Like walking a tightrope, working with couples in trouble requires focus and balance. Both partners want you to take their side, and, at times, it’s easy to get swallowed up by the intense emotionality of the sessions. So, how can you maintain a sense of balance and create an atmosphere in which healing can take place? In this workshop, you’ll learn how to use the principles of Imago Relationship Therapy to connect with the issues the couple brings to you and transform the emotional temperature of the session.
Breakthroughs in neuroscience and neurophysiology explain how a mindset can alter what is turned on and turned off in the brain and the body. The work of Siegel, Rossi, Bandura, Aronson & Steele and Deci & Ryan act as pieces of a puzzle that explain why therapy can be disrupted by an imposed mindset and how this “winner/loser world” mindset is an unseen barrier to our more natural, creative, interpersonal process.
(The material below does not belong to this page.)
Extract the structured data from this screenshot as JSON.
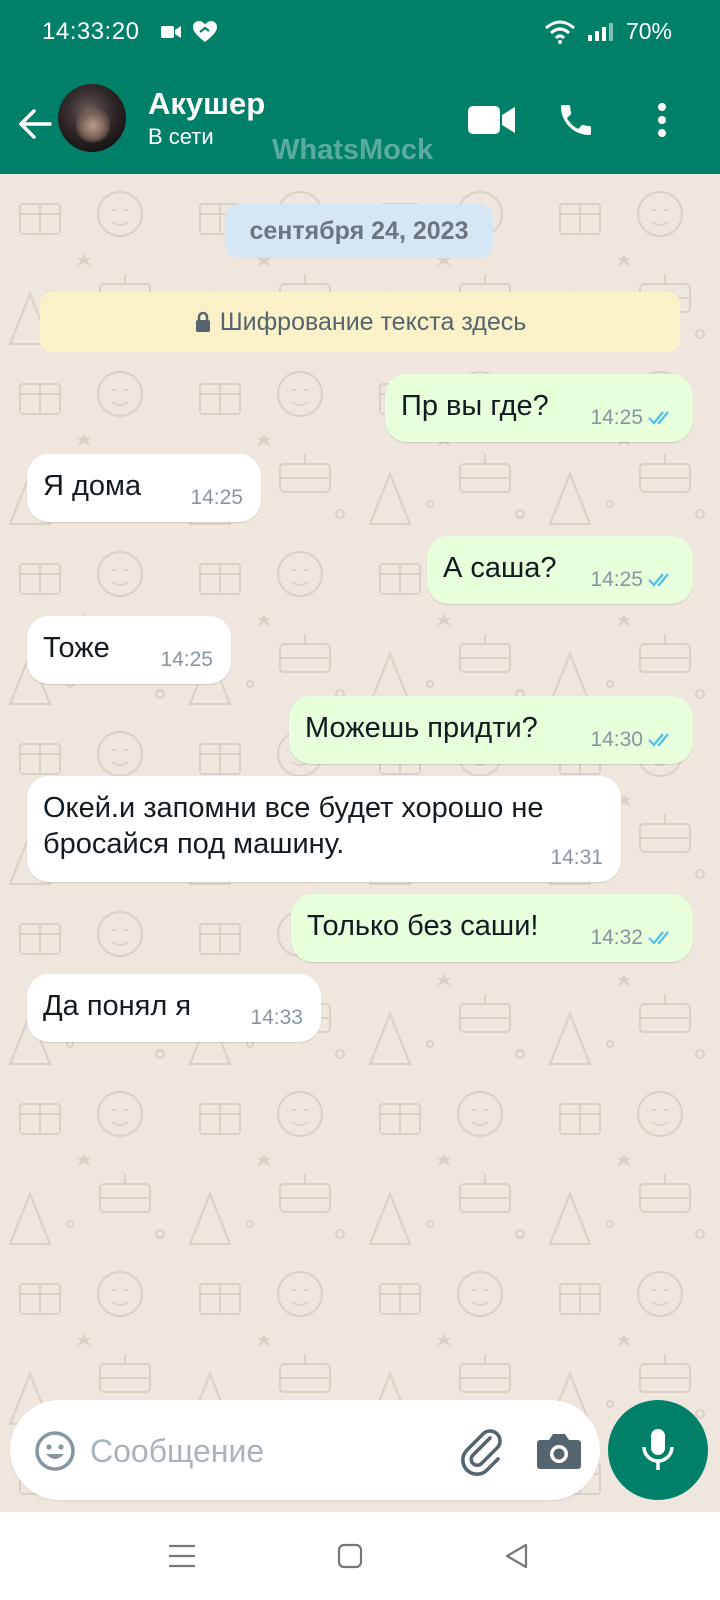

A new, simple brief therapy is presented for lasting, transformational change.
Couples in distress minimize and numb their pain by avoiding contact. By writing a vision of what they both want, the therapist can focus the couple on the future. By combining Gestalt concepts with those popularized by Hendrix and others, therapists can have a powerful effect on quickening the healing process. New sessions will involve writing, note taking, and an agreed upon assignment to be practiced during the week. With Roberta Karant and Stefan Deutsch.
This workshop will immerse us in an exploration of how the human brain, mind, and relationships form an interconnected“triangle of well-being” involving the flow of energy and information. The mind regulates this flow; our relationships share this flow; and the brain serves as a mechanism mediating this flow. Knowing how to work with empathic relationships, a coherent mind, and an integrated brain builds a perspective on how to approach psychotherapy from an “interpersonal neurobiology” perspective. Nine domains of integration will be highlighted for application in psychotherapy.
Daniel Siegel (2009) Mindsight and Integration in the Cultivation of Well-Being demonstrates interpersonal neurobiology therapy with a volunteer studying to be a therapist. She has experienced fear in one clinical setting and has also been “the glue,” holding together her family since she was young. Siegel uses the triangle of relationship/ mind/brain to help the volunteer experience her fear of responsibility by allowing images and body sensations to flow to “soften the mind.”
Is our brain built for love or war, connection or self-preservation? The attachment drive for a secure base involves neurological and neuro-endocrine systems and subsystems that determine such things as proximity seeking and contact maintenance. Couples most commonly enter therapy due to repeated, anticipated, and intense periods of mutual dysregulation whereby attachment injuries and adaptations become reanimated. In order to make the most of attachment theory, the psychotherapist must incorporate a working knowledge of the neurobiological processes that underlie all primary attachment relationships.
Starting with a review of recent studies on the neurobiology of trauma, Dr. van der Kolk will examine the utility of approaches from the fields of hypnosis, body oriented therapies and EMDR, both with research data and videotaped clinical interventions. The integration of these approaches during different stages of treatment will be discussed.
This keynote address will offer an overview of the neural basis of mindful awareness and how this important way of being present and receptive to one's own inner processes creates enhanced capacity for emotional resonance and empathy.
This introduction to a developmental-psychobiological approach for working with personality disordered couples will provide attendees with a powerful new method that continues to show good success. This approach focuses on a two-person psychobiological model using attachment, developmental neuroscience and arousal regulation, and moves the clinician from a conflict-content model to a deficit process model focusing on real-time enactments of dysregulation.
This workshop will expand on the premise of the keynote by more deeply exploring a working definition of the mind and mental health. At the core of this approach is the role of neural integration in developing a flexible, adaptive, coherent, energized and stable state flow of the mind. This FACES state enables the clinician to feel the pulse of wellbeing as moving between the extremes of rigidity and chaos.